* Supplied records:
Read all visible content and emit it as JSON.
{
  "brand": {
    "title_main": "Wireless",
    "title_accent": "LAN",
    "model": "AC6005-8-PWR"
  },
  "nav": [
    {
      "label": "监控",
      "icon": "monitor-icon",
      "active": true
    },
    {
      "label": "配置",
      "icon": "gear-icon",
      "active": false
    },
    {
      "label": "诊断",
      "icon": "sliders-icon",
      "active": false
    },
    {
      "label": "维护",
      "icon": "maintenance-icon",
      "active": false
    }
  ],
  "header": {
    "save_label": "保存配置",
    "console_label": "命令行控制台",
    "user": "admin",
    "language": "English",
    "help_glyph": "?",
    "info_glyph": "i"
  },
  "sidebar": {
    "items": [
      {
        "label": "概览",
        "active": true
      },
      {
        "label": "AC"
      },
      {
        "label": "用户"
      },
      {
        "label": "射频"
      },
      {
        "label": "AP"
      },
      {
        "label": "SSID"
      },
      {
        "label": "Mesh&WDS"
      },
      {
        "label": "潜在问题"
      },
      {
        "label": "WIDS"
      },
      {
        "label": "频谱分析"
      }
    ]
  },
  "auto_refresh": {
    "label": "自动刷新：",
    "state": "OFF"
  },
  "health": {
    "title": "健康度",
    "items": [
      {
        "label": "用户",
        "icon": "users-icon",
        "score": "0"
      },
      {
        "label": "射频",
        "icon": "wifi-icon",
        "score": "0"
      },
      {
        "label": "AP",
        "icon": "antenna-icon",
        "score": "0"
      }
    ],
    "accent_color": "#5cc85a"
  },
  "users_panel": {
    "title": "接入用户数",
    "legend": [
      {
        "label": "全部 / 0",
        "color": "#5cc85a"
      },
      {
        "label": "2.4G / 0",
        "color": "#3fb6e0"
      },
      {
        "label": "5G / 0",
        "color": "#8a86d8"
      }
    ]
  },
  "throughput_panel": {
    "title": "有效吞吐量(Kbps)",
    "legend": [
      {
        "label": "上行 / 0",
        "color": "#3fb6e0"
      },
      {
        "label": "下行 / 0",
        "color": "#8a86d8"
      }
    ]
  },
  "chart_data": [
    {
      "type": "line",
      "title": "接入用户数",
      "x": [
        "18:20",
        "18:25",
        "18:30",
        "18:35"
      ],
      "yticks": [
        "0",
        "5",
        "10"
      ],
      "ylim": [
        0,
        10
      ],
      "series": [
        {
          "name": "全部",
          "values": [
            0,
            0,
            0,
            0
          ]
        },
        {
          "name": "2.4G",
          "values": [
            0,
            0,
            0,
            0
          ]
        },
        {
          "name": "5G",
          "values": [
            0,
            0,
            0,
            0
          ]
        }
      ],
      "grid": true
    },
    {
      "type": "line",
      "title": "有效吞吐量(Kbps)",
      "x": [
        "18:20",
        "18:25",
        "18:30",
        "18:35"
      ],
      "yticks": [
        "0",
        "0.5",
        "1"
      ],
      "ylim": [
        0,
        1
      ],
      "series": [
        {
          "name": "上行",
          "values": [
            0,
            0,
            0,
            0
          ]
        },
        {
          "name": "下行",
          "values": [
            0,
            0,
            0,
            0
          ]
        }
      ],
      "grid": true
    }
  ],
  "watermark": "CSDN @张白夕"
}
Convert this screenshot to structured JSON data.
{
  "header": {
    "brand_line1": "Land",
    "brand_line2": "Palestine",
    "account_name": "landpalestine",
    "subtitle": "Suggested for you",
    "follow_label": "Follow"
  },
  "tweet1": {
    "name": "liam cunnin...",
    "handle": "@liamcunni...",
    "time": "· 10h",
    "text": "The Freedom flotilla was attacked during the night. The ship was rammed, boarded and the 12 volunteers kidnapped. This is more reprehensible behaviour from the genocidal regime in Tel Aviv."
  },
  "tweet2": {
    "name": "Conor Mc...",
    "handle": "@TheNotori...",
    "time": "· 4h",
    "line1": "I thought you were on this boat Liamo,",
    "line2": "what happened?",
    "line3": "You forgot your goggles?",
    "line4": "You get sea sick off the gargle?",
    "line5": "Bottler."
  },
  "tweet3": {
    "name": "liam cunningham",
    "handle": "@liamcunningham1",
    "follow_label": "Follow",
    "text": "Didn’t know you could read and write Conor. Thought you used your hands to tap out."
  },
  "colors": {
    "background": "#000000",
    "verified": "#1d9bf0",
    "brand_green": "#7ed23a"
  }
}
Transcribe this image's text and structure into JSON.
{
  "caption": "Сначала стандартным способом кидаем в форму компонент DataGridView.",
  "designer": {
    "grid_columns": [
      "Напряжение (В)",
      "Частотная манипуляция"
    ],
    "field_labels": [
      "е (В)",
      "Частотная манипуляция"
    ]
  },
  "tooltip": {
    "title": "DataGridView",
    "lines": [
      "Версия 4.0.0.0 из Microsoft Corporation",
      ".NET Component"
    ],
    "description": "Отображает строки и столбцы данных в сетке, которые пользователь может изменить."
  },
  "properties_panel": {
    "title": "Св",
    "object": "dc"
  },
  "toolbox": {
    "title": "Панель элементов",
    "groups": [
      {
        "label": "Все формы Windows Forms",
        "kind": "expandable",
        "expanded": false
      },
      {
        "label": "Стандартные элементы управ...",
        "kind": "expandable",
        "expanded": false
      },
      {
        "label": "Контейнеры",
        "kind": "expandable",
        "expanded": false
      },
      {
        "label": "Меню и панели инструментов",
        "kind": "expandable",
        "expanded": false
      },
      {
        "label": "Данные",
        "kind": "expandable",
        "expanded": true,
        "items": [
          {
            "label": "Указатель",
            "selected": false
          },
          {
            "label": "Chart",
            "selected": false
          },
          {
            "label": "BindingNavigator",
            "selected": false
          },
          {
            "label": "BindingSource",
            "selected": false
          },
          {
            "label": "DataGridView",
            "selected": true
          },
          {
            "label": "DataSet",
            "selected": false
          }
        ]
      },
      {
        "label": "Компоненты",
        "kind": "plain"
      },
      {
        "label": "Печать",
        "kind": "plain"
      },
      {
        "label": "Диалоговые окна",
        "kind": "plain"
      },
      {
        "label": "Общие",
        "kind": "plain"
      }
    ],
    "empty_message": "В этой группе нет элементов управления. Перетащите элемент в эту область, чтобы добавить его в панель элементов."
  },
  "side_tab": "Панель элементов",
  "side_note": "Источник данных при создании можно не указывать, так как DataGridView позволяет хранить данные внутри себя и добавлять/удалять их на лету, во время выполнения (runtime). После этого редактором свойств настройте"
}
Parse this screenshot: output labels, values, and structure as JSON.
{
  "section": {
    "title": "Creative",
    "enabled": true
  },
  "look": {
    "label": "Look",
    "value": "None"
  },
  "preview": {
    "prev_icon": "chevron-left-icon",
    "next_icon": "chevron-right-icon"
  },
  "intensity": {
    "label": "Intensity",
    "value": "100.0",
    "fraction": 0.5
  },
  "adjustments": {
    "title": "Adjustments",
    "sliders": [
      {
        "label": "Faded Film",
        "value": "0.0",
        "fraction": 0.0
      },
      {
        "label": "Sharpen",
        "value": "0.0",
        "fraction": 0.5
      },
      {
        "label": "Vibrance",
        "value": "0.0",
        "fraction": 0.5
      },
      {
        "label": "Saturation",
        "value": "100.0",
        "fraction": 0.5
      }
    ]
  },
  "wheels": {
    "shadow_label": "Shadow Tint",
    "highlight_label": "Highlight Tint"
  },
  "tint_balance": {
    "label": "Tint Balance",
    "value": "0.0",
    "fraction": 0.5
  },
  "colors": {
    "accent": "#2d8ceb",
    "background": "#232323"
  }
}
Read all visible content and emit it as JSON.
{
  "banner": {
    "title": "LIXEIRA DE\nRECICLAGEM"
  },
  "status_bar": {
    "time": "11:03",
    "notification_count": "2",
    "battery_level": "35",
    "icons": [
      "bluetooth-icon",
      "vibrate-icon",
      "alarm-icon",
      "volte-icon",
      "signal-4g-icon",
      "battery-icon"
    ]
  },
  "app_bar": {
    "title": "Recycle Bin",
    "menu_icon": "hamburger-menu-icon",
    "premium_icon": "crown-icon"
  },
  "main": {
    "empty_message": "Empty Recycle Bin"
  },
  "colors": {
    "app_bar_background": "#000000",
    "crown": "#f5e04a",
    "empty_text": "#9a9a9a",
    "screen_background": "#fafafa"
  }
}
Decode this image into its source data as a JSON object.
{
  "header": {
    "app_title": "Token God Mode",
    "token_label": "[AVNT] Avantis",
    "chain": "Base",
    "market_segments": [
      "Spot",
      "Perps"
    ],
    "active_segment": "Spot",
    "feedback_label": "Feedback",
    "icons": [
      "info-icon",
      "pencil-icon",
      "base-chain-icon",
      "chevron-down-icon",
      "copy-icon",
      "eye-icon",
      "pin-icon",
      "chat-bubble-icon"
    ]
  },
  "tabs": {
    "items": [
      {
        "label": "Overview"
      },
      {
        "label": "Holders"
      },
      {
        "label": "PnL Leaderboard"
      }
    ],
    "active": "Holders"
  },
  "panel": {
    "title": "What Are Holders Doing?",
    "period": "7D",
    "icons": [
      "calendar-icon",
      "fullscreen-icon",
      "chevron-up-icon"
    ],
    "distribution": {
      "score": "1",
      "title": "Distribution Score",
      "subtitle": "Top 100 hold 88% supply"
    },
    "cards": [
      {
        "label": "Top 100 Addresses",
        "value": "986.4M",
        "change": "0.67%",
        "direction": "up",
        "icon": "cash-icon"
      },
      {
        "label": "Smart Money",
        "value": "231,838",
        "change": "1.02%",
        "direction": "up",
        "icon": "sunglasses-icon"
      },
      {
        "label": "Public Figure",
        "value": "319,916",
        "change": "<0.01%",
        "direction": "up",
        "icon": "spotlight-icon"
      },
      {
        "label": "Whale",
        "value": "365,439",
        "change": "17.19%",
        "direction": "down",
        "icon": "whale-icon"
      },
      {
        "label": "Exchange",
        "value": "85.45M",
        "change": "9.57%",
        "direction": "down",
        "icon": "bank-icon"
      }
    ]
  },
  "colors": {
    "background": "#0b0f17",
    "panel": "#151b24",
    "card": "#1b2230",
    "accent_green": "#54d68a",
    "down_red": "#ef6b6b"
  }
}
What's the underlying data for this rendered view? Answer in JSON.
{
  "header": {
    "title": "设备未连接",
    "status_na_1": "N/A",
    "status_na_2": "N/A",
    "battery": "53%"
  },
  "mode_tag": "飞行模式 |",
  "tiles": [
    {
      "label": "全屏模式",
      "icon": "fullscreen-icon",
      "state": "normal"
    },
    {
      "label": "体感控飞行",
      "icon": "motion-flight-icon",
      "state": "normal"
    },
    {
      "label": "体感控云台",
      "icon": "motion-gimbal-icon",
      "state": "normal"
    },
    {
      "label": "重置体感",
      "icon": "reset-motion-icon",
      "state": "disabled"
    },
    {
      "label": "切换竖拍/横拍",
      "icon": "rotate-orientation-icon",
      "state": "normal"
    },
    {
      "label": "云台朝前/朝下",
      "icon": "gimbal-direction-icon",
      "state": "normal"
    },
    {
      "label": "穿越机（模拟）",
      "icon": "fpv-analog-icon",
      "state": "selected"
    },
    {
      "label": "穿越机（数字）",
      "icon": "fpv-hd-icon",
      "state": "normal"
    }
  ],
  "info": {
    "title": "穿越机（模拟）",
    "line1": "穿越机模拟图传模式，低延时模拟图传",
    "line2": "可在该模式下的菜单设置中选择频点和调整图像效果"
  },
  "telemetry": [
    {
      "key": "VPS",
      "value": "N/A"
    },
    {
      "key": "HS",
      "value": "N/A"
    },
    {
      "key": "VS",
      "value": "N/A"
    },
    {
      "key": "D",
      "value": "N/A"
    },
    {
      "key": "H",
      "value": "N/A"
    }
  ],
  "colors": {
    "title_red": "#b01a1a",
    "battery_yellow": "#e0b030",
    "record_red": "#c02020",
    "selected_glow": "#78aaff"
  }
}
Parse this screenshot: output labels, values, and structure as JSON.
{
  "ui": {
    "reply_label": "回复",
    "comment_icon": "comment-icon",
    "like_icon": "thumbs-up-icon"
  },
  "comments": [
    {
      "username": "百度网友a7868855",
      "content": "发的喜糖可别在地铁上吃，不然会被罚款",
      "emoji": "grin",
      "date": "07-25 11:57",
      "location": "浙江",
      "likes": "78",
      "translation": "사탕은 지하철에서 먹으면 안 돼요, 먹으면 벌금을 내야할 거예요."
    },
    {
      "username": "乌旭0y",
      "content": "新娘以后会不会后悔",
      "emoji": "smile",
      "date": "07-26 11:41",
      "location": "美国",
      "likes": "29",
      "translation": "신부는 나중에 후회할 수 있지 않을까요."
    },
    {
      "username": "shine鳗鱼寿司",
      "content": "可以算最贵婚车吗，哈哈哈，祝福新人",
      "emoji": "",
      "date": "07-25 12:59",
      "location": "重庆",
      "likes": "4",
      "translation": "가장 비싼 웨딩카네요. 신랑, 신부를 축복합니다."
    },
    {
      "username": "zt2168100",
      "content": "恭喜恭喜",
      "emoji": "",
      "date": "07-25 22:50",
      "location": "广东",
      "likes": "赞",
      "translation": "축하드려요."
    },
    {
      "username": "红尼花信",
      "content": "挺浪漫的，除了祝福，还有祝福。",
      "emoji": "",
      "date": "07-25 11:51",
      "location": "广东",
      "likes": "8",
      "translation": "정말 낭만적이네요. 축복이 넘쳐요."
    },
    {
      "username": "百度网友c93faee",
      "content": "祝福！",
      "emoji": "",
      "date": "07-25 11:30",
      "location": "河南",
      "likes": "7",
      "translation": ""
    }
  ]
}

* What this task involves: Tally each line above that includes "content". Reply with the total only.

* Solution to this task: 8